This article is written by a student writer from the Her Campus at UPR chapter.

When it comes to Gen Z, everybody has a thing to say. From Boomers to Millenials, everyone has an eye roll ready to drop by the time they decide on which opinion of them to share. Boomers call them lazy, and Millenials accuse them of being copycats. However, many negatives are confronted by positive feedback, such as being recognized for their social skills and for being a digitally vocal generation. Yet, the truth is, many of the traits used to identify Gen Z can be summarized as: “quitting when things don’t work like we want any more”. 

But is that the truth? Is Gen Z really quitters and naysayers? Can’t they really do it all? I don’t think so.

Gen Z is way too young!

Gen Z is too young to be so thoroughly analyzed. For starters, the youngest of our generation is only 11 years old, for God’s sake! And the rest are mostly teenagers, with some young 20-year-olds. Nobody thinks that when you’re basically a child you’re not exactly thinking of solving long-term problems and let alone coming up with long-term solutions. Teenagers are rowdy, dramatic, somewhat lazy, and hyper-focused; this is just part of the teenage experience.  For instance, I’m only 23 years old, and I can already feel the shift and calmness that comes with adulthood as my brain slowly comes to its end for frontal lobe development. And yet here we are, expecting a poor 18-year-old to have everything under control. 

We are not allowing these teenagers to be teens. 

I’m clearly part of the oldest GenZers, so I had the privilege of growing up in rising social media. But, I wasn’t expected to be politically correct, mature, or wise, all the time. I was a teen, I was allowed to say stupid things, learn from terrible mistakes, and had my time for redemption. Nowadays, that space is nonexistent in the GenZ era. Sure, teenagers perpetuate much of the cancel culture we see nowadays in social media, but as adults, we should thrive to teach them it’s okay to be open and allow them to make mistakes and grow from them. It is simply not the end of the world to make a mistake. 

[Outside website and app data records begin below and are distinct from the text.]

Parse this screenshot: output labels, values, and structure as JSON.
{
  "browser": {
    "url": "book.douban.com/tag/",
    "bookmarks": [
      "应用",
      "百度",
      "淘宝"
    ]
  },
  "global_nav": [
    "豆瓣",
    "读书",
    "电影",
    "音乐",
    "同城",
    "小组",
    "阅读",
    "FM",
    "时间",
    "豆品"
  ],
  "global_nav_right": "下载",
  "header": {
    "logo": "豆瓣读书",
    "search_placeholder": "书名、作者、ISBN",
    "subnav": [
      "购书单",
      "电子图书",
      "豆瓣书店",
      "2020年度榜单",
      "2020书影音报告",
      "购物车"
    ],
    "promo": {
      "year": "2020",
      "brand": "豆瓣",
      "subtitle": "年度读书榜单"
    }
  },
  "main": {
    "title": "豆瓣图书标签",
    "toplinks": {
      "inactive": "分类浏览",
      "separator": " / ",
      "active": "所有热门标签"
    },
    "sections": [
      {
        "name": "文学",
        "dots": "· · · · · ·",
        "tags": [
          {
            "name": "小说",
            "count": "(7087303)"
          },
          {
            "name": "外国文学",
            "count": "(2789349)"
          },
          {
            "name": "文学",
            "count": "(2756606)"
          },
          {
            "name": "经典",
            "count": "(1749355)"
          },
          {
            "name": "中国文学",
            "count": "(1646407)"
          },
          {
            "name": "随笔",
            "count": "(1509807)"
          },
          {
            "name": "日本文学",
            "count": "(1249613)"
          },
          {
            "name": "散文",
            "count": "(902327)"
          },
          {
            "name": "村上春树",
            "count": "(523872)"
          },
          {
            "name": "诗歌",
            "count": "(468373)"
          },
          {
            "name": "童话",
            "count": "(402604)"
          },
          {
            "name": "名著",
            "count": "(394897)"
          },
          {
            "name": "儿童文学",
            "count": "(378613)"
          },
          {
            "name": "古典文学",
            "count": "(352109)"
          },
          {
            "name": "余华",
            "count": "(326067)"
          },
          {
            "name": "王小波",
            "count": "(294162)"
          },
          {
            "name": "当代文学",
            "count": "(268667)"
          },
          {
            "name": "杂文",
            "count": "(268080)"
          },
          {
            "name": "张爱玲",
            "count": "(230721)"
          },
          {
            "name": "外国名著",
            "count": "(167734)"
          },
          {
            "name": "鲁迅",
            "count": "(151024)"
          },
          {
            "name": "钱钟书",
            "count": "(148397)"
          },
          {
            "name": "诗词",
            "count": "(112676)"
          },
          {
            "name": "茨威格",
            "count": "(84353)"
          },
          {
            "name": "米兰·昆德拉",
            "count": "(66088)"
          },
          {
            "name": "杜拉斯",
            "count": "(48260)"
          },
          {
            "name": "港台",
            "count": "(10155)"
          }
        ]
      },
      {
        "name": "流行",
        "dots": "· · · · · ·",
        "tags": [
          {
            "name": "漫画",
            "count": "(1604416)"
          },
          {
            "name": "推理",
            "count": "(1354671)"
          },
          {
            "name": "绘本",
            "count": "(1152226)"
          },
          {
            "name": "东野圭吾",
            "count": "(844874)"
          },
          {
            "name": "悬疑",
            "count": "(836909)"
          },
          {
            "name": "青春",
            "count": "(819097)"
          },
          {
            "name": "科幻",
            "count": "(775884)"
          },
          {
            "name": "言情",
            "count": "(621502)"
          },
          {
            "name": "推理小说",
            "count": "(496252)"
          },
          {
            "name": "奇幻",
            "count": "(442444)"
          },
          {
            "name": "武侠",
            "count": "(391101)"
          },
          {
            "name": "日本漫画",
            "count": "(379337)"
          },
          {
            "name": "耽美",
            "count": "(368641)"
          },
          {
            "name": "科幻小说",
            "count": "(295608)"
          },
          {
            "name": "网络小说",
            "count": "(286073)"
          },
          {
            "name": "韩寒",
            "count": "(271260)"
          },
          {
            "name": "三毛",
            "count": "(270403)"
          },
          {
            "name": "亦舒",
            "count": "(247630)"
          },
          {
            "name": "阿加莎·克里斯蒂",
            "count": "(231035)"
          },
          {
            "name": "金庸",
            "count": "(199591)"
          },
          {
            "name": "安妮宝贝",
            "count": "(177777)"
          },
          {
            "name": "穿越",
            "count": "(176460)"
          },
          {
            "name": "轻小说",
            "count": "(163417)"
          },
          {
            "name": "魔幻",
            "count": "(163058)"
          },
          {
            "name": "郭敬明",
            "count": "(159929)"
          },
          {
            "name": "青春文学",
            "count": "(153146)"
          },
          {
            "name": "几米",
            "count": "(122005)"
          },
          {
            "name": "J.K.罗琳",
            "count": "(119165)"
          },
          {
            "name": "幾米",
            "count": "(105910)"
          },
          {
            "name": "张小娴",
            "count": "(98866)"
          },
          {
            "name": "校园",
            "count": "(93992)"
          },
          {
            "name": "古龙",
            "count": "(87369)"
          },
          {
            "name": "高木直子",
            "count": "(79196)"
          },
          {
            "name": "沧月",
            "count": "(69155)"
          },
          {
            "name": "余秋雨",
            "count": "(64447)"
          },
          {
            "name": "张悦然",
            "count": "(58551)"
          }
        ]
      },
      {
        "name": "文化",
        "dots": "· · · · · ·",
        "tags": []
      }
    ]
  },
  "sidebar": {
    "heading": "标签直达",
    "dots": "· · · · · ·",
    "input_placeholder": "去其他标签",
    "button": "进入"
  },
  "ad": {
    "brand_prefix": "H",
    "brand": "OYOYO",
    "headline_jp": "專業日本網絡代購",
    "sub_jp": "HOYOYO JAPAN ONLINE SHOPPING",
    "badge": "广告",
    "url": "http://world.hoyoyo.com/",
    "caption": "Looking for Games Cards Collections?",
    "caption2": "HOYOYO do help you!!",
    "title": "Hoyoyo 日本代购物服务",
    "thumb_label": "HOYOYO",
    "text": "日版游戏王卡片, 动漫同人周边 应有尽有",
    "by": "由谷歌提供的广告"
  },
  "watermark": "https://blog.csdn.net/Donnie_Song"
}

Our society and culture are just too overwhelming. 

Older generations like to point out how many of Gen Z seem lost and overwhelmed in their daily and digital activities but, can you blame them? A false move and it becomes an irreparable mistake for their future endeavors. We hear stories of Gen Zers that have begun to surface in important roles in society and then consequently mocked when their past activities are brought up thanks to their digital footprint

Then comes to play the current state of society.  Today everyone with access to the internet can know what is happening everywhere, at every hour, all at once. The constant bombardment of every negative event that, as cruel as it may sound, cannot be solved by the person across the other side of the world. This causes a sense of doom and can be paralyzing. Heck, I feel the struggle occasionally. Just imagine what it can do to a youngling Gen Z who is just learning a coping mechanism. 

Let Gen Z heal and grow one step at a time.

So, you have a generation that is still growing up, while also holding them to irreversible standards. Geez, I wonder what could go wrong there. 

The idea that Generation Z is lost or doesn’t know what’s best for them shouldn’t be at discussion yet. Let them be young, let them be dramatic, let them grow up, and make as many mistakes as needed. Let adults help them out by taking back the powerful social media snipper we have created and stop holding them at gunpoint. Gen Z is not lost, but in the event that they do get lost, they should be able to do so without any judgment until they naturally find their way.

Writer, editor, artist, and social media enthusiast, Naomi thrives on fun daily challenges and lots of bed rest. When she's not working, she's outside trying to find the latest hobby to dig her hands on.